On the surface, Joshua's decision to shoot Clive might indicate that Joshua is furious over the death of his parents at the hands of British soldiers. However, Joshua's aggression might be the result of Clive's sharp dismissal, a response to Joshua telling him of a possible sexual interaction between Betty and Ellen. This is the last time that Clive speaks to Joshua before the shooting, and it represents certain hypocrisy in Clive. Clive demands loyalty and honesty from Joshua, but only up to a point that allows Clive to maintain his illusions about his family. When Joshua suggests that Betty might be involved in a homosexual relationship, Clive betrays his own edict, essentially telling Joshua that he has been too honest. This hypocrisy costs Clive dearly.

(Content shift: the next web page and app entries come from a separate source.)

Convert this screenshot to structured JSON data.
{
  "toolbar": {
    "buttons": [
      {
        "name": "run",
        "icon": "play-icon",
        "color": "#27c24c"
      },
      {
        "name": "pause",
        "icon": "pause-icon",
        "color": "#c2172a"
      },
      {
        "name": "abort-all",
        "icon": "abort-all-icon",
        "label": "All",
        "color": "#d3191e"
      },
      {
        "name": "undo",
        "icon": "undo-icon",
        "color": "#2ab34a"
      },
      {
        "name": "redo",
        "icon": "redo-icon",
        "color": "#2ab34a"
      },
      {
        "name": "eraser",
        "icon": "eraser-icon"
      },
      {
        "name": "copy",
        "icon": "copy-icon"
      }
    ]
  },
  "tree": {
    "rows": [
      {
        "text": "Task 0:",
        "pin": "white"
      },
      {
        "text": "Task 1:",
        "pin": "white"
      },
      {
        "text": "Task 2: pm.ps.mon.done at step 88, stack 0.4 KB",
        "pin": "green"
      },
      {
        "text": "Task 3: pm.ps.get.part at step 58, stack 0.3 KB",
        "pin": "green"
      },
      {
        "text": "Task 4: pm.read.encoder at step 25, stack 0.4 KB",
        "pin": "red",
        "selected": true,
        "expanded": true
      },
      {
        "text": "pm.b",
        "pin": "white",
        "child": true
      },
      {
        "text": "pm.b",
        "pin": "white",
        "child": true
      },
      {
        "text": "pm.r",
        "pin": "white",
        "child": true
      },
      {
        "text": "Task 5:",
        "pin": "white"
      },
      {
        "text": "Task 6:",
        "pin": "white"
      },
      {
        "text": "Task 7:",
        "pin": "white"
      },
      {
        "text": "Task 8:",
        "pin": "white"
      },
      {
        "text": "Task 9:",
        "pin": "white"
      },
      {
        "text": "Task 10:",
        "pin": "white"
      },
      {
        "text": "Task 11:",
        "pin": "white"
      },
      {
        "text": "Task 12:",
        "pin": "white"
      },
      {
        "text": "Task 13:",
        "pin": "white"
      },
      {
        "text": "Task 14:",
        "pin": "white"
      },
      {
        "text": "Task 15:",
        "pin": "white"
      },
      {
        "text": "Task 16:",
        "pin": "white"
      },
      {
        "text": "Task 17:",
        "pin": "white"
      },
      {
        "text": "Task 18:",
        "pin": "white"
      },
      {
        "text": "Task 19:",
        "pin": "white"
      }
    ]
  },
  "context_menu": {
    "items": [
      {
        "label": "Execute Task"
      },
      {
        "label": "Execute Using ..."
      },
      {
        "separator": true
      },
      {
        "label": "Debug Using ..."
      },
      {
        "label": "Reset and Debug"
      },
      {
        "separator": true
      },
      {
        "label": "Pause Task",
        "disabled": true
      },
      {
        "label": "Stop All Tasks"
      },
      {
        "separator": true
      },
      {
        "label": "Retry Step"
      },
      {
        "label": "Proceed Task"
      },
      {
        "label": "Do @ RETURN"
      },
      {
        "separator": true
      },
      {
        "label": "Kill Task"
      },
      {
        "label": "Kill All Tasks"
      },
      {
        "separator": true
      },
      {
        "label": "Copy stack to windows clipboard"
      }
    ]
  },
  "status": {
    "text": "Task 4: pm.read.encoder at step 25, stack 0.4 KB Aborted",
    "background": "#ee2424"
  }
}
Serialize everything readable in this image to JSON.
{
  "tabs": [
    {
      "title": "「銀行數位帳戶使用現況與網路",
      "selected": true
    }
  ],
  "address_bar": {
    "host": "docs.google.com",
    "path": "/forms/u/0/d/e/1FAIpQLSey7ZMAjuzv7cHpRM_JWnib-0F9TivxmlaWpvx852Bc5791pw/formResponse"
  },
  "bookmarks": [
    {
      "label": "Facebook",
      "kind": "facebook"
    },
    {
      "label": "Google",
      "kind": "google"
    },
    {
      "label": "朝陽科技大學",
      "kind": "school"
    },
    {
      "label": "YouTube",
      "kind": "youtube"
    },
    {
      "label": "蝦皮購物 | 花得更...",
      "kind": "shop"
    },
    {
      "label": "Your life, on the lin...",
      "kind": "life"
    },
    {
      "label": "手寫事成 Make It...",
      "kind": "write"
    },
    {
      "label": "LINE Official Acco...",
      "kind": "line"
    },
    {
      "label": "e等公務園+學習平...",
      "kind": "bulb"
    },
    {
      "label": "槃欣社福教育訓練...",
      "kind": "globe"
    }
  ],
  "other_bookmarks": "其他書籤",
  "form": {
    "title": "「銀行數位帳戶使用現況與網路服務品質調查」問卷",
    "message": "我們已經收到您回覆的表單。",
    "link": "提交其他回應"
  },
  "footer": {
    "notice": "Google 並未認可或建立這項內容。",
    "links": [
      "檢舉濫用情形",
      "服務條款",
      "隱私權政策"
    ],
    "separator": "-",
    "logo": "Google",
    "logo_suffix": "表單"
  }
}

At the end of Act I, Churchill leaves her characters at different places in their sexual and cultural liberation. Edward seems to finally reject the old ways, but Betty actually reunites with Clive just before he is shot. Victoria ends up just as she started, a doll. Clearly, the family is falling apart and tradition is losing its grip. With the end of the act, Churchill sets the foundation for a second act in which her characters will have to come to terms with the lingering influence of Clive's Africa.